> [YOUR OBJECTIVE]:
In your answer, set down the records below exactly as they stand, omitting pictures.

----- RECORD EXTRACTS

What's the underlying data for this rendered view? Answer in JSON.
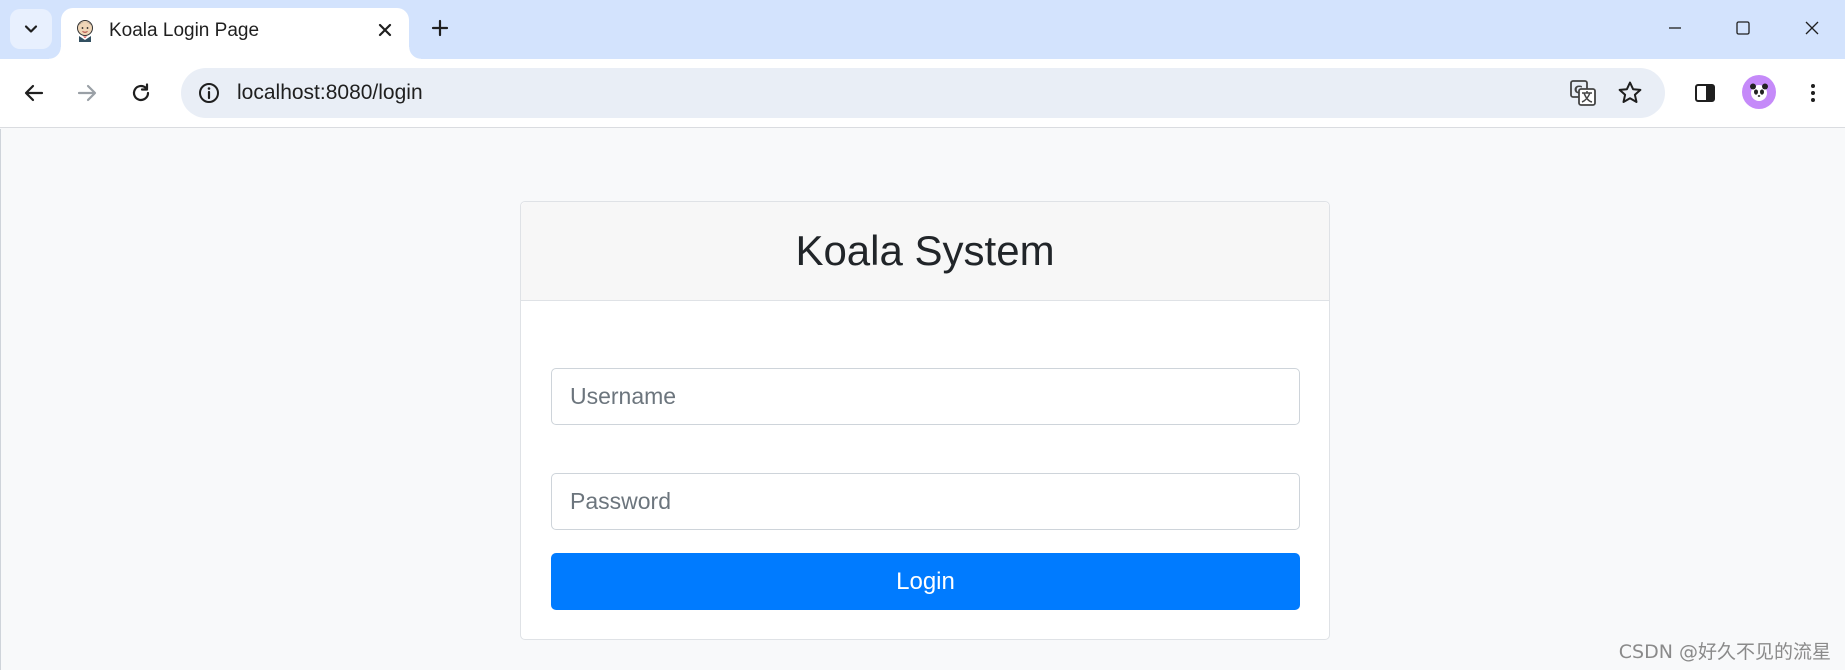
{
  "browser": {
    "tab": {
      "title": "Koala Login Page"
    },
    "address": {
      "url": "localhost:8080/login"
    }
  },
  "page": {
    "card_title": "Koala System",
    "username": {
      "placeholder": "Username",
      "value": ""
    },
    "password": {
      "placeholder": "Password",
      "value": ""
    },
    "login_label": "Login"
  },
  "watermark": "CSDN @好久不见的流星",
  "colors": {
    "primary_button": "#007bff",
    "tabstrip": "#d3e3fd",
    "page_bg": "#f8f9fa"
  }
}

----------

> [TASK OUTPUT]:
What's the underlying data for this rendered view? Answer in JSON.
{
  "browser": {
    "tab": {
      "title": "Koala Login Page"
    },
    "address": {
      "url": "localhost:8080/login"
    }
  },
  "page": {
    "card_title": "Koala System",
    "username": {
      "placeholder": "Username",
      "value": ""
    },
    "password": {
      "placeholder": "Password",
      "value": ""
    },
    "login_label": "Login"
  },
  "watermark": "CSDN @好久不见的流星",
  "colors": {
    "primary_button": "#007bff",
    "tabstrip": "#d3e3fd",
    "page_bg": "#f8f9fa"
  }
}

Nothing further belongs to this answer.